HOW TO COMPLETE THIS TASK –
Copy all data exactly. Skip pictures.

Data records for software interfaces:
"""

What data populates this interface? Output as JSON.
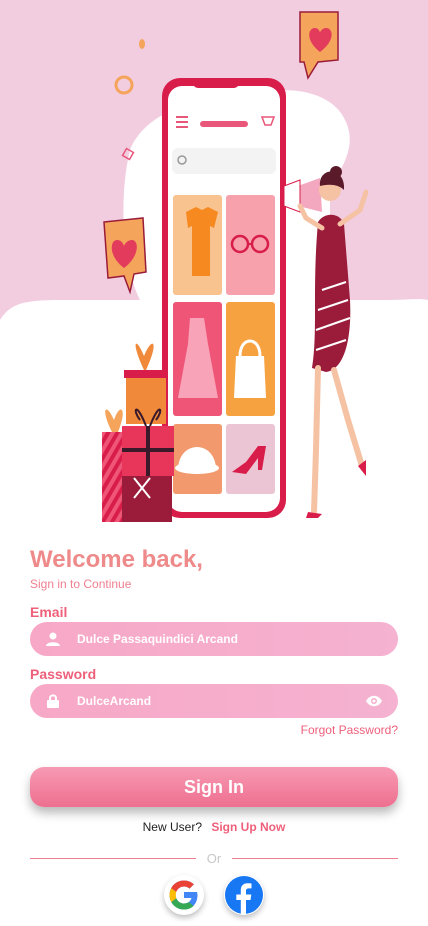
{
  "greeting": {
    "title": "Welcome back,",
    "subtitle": "Sign in to Continue"
  },
  "email": {
    "label": "Email",
    "value": "Dulce Passaquindici Arcand",
    "icon": "user-icon"
  },
  "password": {
    "label": "Password",
    "value": "DulceArcand",
    "icon": "lock-icon",
    "toggle_icon": "eye-icon"
  },
  "forgot_password": "Forgot Password?",
  "sign_in_button": "Sign In",
  "signup_prompt": {
    "text": "New User?",
    "link": "Sign Up Now"
  },
  "divider_text": "Or",
  "social": [
    {
      "name": "Google",
      "icon": "google-icon"
    },
    {
      "name": "Facebook",
      "icon": "facebook-icon"
    }
  ],
  "colors": {
    "accent": "#ee5f7a",
    "field_bg": "#f7a8c6",
    "hero_bg": "#f2cde0"
  }
}
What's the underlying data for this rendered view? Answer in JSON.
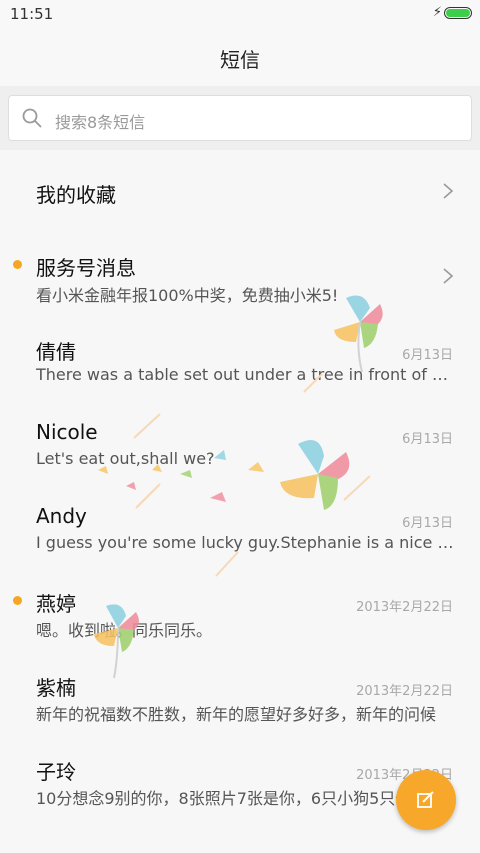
{
  "status_bar": {
    "time": "11:51",
    "battery_color": "#3ecf4a"
  },
  "header": {
    "title": "短信"
  },
  "search": {
    "placeholder": "搜索8条短信"
  },
  "favorites": {
    "label": "我的收藏"
  },
  "conversations": [
    {
      "name": "服务号消息",
      "preview": "看小米金融年报100%中奖，免费抽小米5!",
      "date": "",
      "unread": true,
      "has_chevron": true
    },
    {
      "name": "倩倩",
      "preview": "There was a table set out under a tree in front of the house, and the March Hare and the Hatter were having tea at it",
      "date": "6月13日",
      "unread": false
    },
    {
      "name": "Nicole",
      "preview": "Let's eat out,shall we?",
      "date": "6月13日",
      "unread": false
    },
    {
      "name": "Andy",
      "preview": "I guess you're some lucky guy.Stephanie is a nice girl.",
      "date": "6月13日",
      "unread": false
    },
    {
      "name": "燕婷",
      "preview": "嗯。收到啦。同乐同乐。",
      "date": "2013年2月22日",
      "unread": true
    },
    {
      "name": "紫楠",
      "preview": "新年的祝福数不胜数，新年的愿望好多好多，新年的问候",
      "date": "2013年2月22日",
      "unread": false
    },
    {
      "name": "子玲",
      "preview": "10分想念9别的你，8张照片7张是你，6只小狗5只像你",
      "date": "2013年2月22日",
      "unread": false
    }
  ],
  "colors": {
    "accent": "#f5a623",
    "fab": "#f7a82a"
  },
  "icons": {
    "search": "search-icon",
    "chevron": "chevron-right-icon",
    "compose": "compose-icon"
  }
}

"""

OUTPUT BELOW –
What data populates this interface? Output as JSON.
{
  "greeting": {
    "title": "Welcome back,",
    "subtitle": "Sign in to Continue"
  },
  "email": {
    "label": "Email",
    "value": "Dulce Passaquindici Arcand",
    "icon": "user-icon"
  },
  "password": {
    "label": "Password",
    "value": "DulceArcand",
    "icon": "lock-icon",
    "toggle_icon": "eye-icon"
  },
  "forgot_password": "Forgot Password?",
  "sign_in_button": "Sign In",
  "signup_prompt": {
    "text": "New User?",
    "link": "Sign Up Now"
  },
  "divider_text": "Or",
  "social": [
    {
      "name": "Google",
      "icon": "google-icon"
    },
    {
      "name": "Facebook",
      "icon": "facebook-icon"
    }
  ],
  "colors": {
    "accent": "#ee5f7a",
    "field_bg": "#f7a8c6",
    "hero_bg": "#f2cde0"
  }
}
What's the underlying data for this rendered view? Answer in JSON.
{
  "status_bar": {
    "time": "11:51",
    "battery_color": "#3ecf4a"
  },
  "header": {
    "title": "短信"
  },
  "search": {
    "placeholder": "搜索8条短信"
  },
  "favorites": {
    "label": "我的收藏"
  },
  "conversations": [
    {
      "name": "服务号消息",
      "preview": "看小米金融年报100%中奖，免费抽小米5!",
      "date": "",
      "unread": true,
      "has_chevron": true
    },
    {
      "name": "倩倩",
      "preview": "There was a table set out under a tree in front of the house, and the March Hare and the Hatter were having tea at it",
      "date": "6月13日",
      "unread": false
    },
    {
      "name": "Nicole",
      "preview": "Let's eat out,shall we?",
      "date": "6月13日",
      "unread": false
    },
    {
      "name": "Andy",
      "preview": "I guess you're some lucky guy.Stephanie is a nice girl.",
      "date": "6月13日",
      "unread": false
    },
    {
      "name": "燕婷",
      "preview": "嗯。收到啦。同乐同乐。",
      "date": "2013年2月22日",
      "unread": true
    },
    {
      "name": "紫楠",
      "preview": "新年的祝福数不胜数，新年的愿望好多好多，新年的问候",
      "date": "2013年2月22日",
      "unread": false
    },
    {
      "name": "子玲",
      "preview": "10分想念9别的你，8张照片7张是你，6只小狗5只像你",
      "date": "2013年2月22日",
      "unread": false
    }
  ],
  "colors": {
    "accent": "#f5a623",
    "fab": "#f7a82a"
  },
  "icons": {
    "search": "search-icon",
    "chevron": "chevron-right-icon",
    "compose": "compose-icon"
  }
}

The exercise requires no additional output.